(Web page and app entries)
::::::

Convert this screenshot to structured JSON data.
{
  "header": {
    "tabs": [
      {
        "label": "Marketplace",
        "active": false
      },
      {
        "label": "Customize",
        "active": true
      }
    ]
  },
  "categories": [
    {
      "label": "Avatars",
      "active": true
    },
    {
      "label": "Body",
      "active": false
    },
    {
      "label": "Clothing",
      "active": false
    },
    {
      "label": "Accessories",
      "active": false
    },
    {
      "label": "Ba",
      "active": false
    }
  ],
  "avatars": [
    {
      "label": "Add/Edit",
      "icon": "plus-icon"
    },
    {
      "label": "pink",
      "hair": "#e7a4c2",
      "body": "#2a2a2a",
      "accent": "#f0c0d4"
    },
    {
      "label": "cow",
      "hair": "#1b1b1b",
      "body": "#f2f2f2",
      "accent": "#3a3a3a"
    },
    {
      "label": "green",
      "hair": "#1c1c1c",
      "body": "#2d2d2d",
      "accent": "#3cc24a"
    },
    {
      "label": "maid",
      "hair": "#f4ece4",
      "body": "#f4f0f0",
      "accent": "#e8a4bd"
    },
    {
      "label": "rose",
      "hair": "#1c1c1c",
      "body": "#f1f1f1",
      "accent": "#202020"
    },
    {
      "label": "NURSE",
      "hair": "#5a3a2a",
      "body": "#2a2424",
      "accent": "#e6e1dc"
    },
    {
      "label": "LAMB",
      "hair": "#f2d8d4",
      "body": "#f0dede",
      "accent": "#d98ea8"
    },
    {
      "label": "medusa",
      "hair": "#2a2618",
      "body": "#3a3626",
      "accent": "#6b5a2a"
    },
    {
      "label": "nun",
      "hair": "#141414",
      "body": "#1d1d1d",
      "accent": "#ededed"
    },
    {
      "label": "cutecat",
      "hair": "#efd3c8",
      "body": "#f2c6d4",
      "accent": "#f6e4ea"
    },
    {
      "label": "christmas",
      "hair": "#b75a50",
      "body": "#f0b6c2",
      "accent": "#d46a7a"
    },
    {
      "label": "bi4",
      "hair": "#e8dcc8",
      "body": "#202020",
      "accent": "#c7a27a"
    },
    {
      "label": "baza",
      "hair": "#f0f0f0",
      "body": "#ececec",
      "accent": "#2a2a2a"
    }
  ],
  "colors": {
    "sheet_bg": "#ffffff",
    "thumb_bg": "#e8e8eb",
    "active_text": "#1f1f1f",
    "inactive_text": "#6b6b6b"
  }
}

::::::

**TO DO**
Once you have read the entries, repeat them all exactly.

**REPLY**
Convert this screenshot to structured JSON data.
{
  "header": {
    "tabs": [
      {
        "label": "Marketplace",
        "active": false
      },
      {
        "label": "Customize",
        "active": true
      }
    ]
  },
  "categories": [
    {
      "label": "Avatars",
      "active": true
    },
    {
      "label": "Body",
      "active": false
    },
    {
      "label": "Clothing",
      "active": false
    },
    {
      "label": "Accessories",
      "active": false
    },
    {
      "label": "Ba",
      "active": false
    }
  ],
  "avatars": [
    {
      "label": "Add/Edit",
      "icon": "plus-icon"
    },
    {
      "label": "pink",
      "hair": "#e7a4c2",
      "body": "#2a2a2a",
      "accent": "#f0c0d4"
    },
    {
      "label": "cow",
      "hair": "#1b1b1b",
      "body": "#f2f2f2",
      "accent": "#3a3a3a"
    },
    {
      "label": "green",
      "hair": "#1c1c1c",
      "body": "#2d2d2d",
      "accent": "#3cc24a"
    },
    {
      "label": "maid",
      "hair": "#f4ece4",
      "body": "#f4f0f0",
      "accent": "#e8a4bd"
    },
    {
      "label": "rose",
      "hair": "#1c1c1c",
      "body": "#f1f1f1",
      "accent": "#202020"
    },
    {
      "label": "NURSE",
      "hair": "#5a3a2a",
      "body": "#2a2424",
      "accent": "#e6e1dc"
    },
    {
      "label": "LAMB",
      "hair": "#f2d8d4",
      "body": "#f0dede",
      "accent": "#d98ea8"
    },
    {
      "label": "medusa",
      "hair": "#2a2618",
      "body": "#3a3626",
      "accent": "#6b5a2a"
    },
    {
      "label": "nun",
      "hair": "#141414",
      "body": "#1d1d1d",
      "accent": "#ededed"
    },
    {
      "label": "cutecat",
      "hair": "#efd3c8",
      "body": "#f2c6d4",
      "accent": "#f6e4ea"
    },
    {
      "label": "christmas",
      "hair": "#b75a50",
      "body": "#f0b6c2",
      "accent": "#d46a7a"
    },
    {
      "label": "bi4",
      "hair": "#e8dcc8",
      "body": "#202020",
      "accent": "#c7a27a"
    },
    {
      "label": "baza",
      "hair": "#f0f0f0",
      "body": "#ececec",
      "accent": "#2a2a2a"
    }
  ],
  "colors": {
    "sheet_bg": "#ffffff",
    "thumb_bg": "#e8e8eb",
    "active_text": "#1f1f1f",
    "inactive_text": "#6b6b6b"
  }
}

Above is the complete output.